During every sales interview, the interviewers are expecting to be sold to. This is both advantageous and disadvantageous to the candidate. On one hand, it is an advantage because as a salesperson, selling is one of your best-honed skills. On the other hand, since they expect it, the interviewing panel is bound to throw a wrench into the works, in order to try and throw you off balance and see what (if anything) sets you apart from other candidates.
As with any interview, your appearance and presentation plays a big role in whether or not you are going to get the sales position at your company of choice. This encompasses grooming, punctuality, body language, non-verbal signals, as well as how you engage your interviewers. Since your appearance is the first thing that speaks to the interviewers’ panel, it is wise that you take time to ensure that it is saying the right thing.
The interview questions at sales interviews are developed with a number of objectives.
- To provide the interview panel with a feel of how you communicate.
- To identify what your strengths are and how they work for you during the sales process.
- To identify your weaknesses and how you deal with them.
Thus, the manner in which you answer questions is as important as the answers themselves. The panel is also interested in your personal sales strategy as well as your track record, and these questions help to bring out these elements.
- What are some of the specific sales experiences that you have had in the past and what did you learn from them?
- In your past sales position, what were some of your best successes and what would you have done differently?
It is also important to companies that their sales team be willing and able to learn. No professional is more detrimental to business than one who believes that they know everything.
When preparing for the sales interview, it is important to understand that the panel will also be interested to know whether and how you follow up once you have closed a sale with a client.

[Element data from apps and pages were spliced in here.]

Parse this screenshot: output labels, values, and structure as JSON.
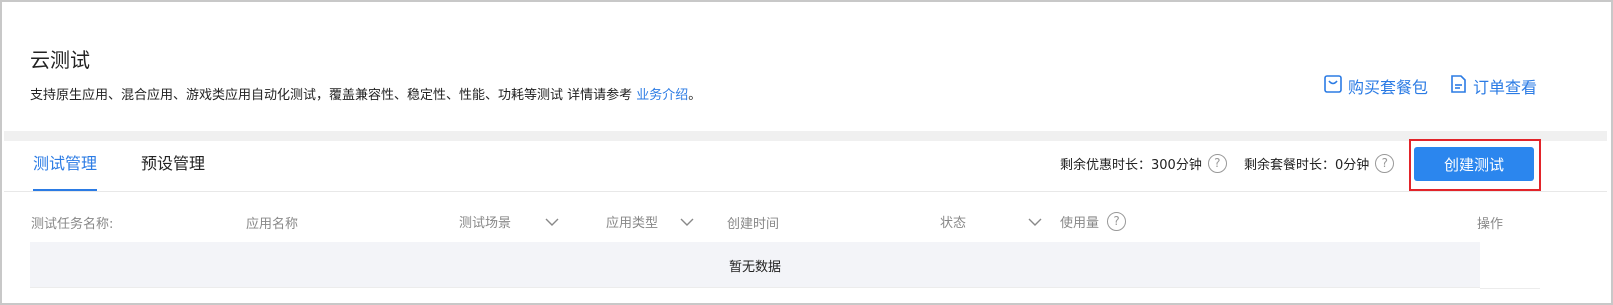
{
  "header": {
    "title": "云测试",
    "description": "支持原生应用、混合应用、游戏类应用自动化测试，覆盖兼容性、稳定性、性能、功耗等测试  详情请参考",
    "link_label": "业务介绍",
    "link_suffix": "。",
    "actions": [
      {
        "label": "购买套餐包",
        "icon": "bag-icon"
      },
      {
        "label": "订单查看",
        "icon": "order-icon"
      }
    ]
  },
  "tabs": [
    {
      "label": "测试管理",
      "active": true
    },
    {
      "label": "预设管理",
      "active": false
    }
  ],
  "quota": {
    "discount_label": "剩余优惠时长：300分钟",
    "package_label": "剩余套餐时长：0分钟"
  },
  "create_button": "创建测试",
  "table": {
    "columns": [
      "测试任务名称:",
      "应用名称",
      "测试场景",
      "应用类型",
      "创建时间",
      "状态",
      "使用量",
      "操作"
    ],
    "empty_text": "暂无数据"
  },
  "colors": {
    "accent": "#2b7be4",
    "button": "#2b86ee",
    "highlight": "#e2242a"
  }
}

It is very unlikely that they will ask directly “Do you follow up with clients once the sale has been made?” More than likely, the question will be implied within another question like,

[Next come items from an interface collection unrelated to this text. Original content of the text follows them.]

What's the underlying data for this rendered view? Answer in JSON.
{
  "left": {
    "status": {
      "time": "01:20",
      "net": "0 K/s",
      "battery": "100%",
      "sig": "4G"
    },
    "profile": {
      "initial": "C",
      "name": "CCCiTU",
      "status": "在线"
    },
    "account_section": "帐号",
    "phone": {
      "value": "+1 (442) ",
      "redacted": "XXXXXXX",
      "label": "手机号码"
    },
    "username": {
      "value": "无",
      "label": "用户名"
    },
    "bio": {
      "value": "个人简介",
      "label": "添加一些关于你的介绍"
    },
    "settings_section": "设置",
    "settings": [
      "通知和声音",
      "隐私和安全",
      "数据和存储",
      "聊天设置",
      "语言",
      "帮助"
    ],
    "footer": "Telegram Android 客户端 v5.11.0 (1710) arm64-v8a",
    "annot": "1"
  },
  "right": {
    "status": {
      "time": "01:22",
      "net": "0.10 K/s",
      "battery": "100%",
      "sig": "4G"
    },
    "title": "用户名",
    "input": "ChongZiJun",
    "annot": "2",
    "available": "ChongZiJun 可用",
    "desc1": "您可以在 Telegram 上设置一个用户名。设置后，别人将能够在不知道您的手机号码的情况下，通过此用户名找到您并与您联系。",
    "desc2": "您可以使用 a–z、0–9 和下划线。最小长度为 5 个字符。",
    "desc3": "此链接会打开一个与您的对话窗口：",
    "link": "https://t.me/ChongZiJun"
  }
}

- Outline your process of making a sale from the moment you get the lead to the time when the deal is closed.
Regardless, prepare to work it into the conversation as it helps to show that you value clients as people who have a relationship with the company, and not merely as a means to more commission.
Research the Company Comprehensively
There are few things that destroy your chances at an interview, like failing to conduct research on the company. Interviewers ask questions related to the company because they want to know whether you see yourself being productive at their organization. Examples of such questions include:
- What do you think of the sales cycle at this company and how does it relate to what you have done in the past?
- From your point of view, what are some of this company’s strengths and what do you think would enhance sales?
Preparing for a sales interview is therefore, not about getting ready to say and do the right thing but rather, getting in the right frame of mind to be able to expertly navigate through the minefield that is the interview process, and emerge successful on the other side.